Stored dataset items
== Segment start ==

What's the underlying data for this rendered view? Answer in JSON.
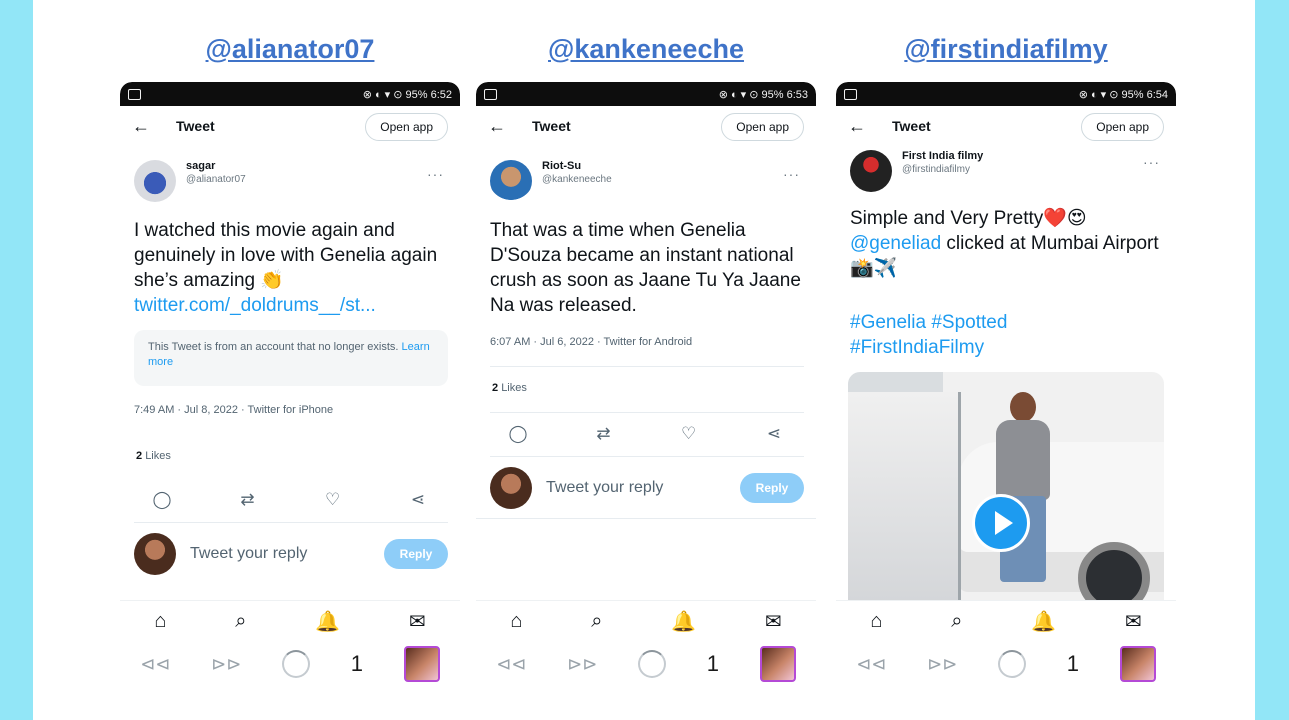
{
  "colors": {
    "background": "#92e6f7",
    "handle": "#3f73c8",
    "link": "#1d9bf0",
    "reply_button": "#8ecdf8"
  },
  "panels": [
    {
      "handle": "@alianator07",
      "status_right": "⊗ ◐ ▾ ⊙ 95% 6:52",
      "topbar_title": "Tweet",
      "open_app": "Open app",
      "author_name": "sagar",
      "author_handle": "@alianator07",
      "more": "···",
      "text": "I watched this movie again and genuinely in love with Genelia again she’s amazing 👏",
      "link_text": "twitter.com/_doldrums__/st...",
      "notice": "This Tweet is from an account that no longer exists.",
      "notice_link": "Learn more",
      "meta": "7:49 AM · Jul 8, 2022 · Twitter for iPhone",
      "likes_count": "2",
      "likes_label": "Likes",
      "reply_placeholder": "Tweet your reply",
      "reply_button": "Reply",
      "sys_count": "1"
    },
    {
      "handle": "@kankeneeche",
      "status_right": "⊗ ◐ ▾ ⊙ 95% 6:53",
      "topbar_title": "Tweet",
      "open_app": "Open app",
      "author_name": "Riot-Su",
      "author_handle": "@kankeneeche",
      "more": "···",
      "text": "That was a time when Genelia D'Souza became an instant national crush as soon as Jaane Tu Ya Jaane Na was released.",
      "meta": "6:07 AM · Jul 6, 2022 · Twitter for Android",
      "likes_count": "2",
      "likes_label": "Likes",
      "reply_placeholder": "Tweet your reply",
      "reply_button": "Reply",
      "sys_count": "1"
    },
    {
      "handle": "@firstindiafilmy",
      "status_right": "⊗ ◐ ▾ ⊙ 95% 6:54",
      "topbar_title": "Tweet",
      "open_app": "Open app",
      "author_name": "First India filmy",
      "author_handle": "@firstindiafilmy",
      "more": "···",
      "text_plain": "Simple and Very Pretty❤️😍",
      "mention": "@geneliad",
      "text_after": " clicked at Mumbai Airport 📸✈️",
      "hashtags_line1": "#Genelia #Spotted",
      "hashtags_line2": "#FirstIndiaFilmy",
      "sys_count": "1"
    }
  ],
  "icons": {
    "back": "←",
    "reply": "◯",
    "retweet": "⇄",
    "like": "♡",
    "share": "⋖",
    "home": "⌂",
    "search": "⌕",
    "bell": "🔔",
    "mail": "✉",
    "sys_back": "⊲⊲",
    "sys_forward": "⊳⊳"
  }
}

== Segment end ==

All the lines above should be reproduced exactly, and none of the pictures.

What's the underlying data for this rendered view? Answer in JSON.
{
  "colors": {
    "background": "#92e6f7",
    "handle": "#3f73c8",
    "link": "#1d9bf0",
    "reply_button": "#8ecdf8"
  },
  "panels": [
    {
      "handle": "@alianator07",
      "status_right": "⊗ ◐ ▾ ⊙ 95% 6:52",
      "topbar_title": "Tweet",
      "open_app": "Open app",
      "author_name": "sagar",
      "author_handle": "@alianator07",
      "more": "···",
      "text": "I watched this movie again and genuinely in love with Genelia again she’s amazing 👏",
      "link_text": "twitter.com/_doldrums__/st...",
      "notice": "This Tweet is from an account that no longer exists.",
      "notice_link": "Learn more",
      "meta": "7:49 AM · Jul 8, 2022 · Twitter for iPhone",
      "likes_count": "2",
      "likes_label": "Likes",
      "reply_placeholder": "Tweet your reply",
      "reply_button": "Reply",
      "sys_count": "1"
    },
    {
      "handle": "@kankeneeche",
      "status_right": "⊗ ◐ ▾ ⊙ 95% 6:53",
      "topbar_title": "Tweet",
      "open_app": "Open app",
      "author_name": "Riot-Su",
      "author_handle": "@kankeneeche",
      "more": "···",
      "text": "That was a time when Genelia D'Souza became an instant national crush as soon as Jaane Tu Ya Jaane Na was released.",
      "meta": "6:07 AM · Jul 6, 2022 · Twitter for Android",
      "likes_count": "2",
      "likes_label": "Likes",
      "reply_placeholder": "Tweet your reply",
      "reply_button": "Reply",
      "sys_count": "1"
    },
    {
      "handle": "@firstindiafilmy",
      "status_right": "⊗ ◐ ▾ ⊙ 95% 6:54",
      "topbar_title": "Tweet",
      "open_app": "Open app",
      "author_name": "First India filmy",
      "author_handle": "@firstindiafilmy",
      "more": "···",
      "text_plain": "Simple and Very Pretty❤️😍",
      "mention": "@geneliad",
      "text_after": " clicked at Mumbai Airport 📸✈️",
      "hashtags_line1": "#Genelia #Spotted",
      "hashtags_line2": "#FirstIndiaFilmy",
      "sys_count": "1"
    }
  ],
  "icons": {
    "back": "←",
    "reply": "◯",
    "retweet": "⇄",
    "like": "♡",
    "share": "⋖",
    "home": "⌂",
    "search": "⌕",
    "bell": "🔔",
    "mail": "✉",
    "sys_back": "⊲⊲",
    "sys_forward": "⊳⊳"
  }
}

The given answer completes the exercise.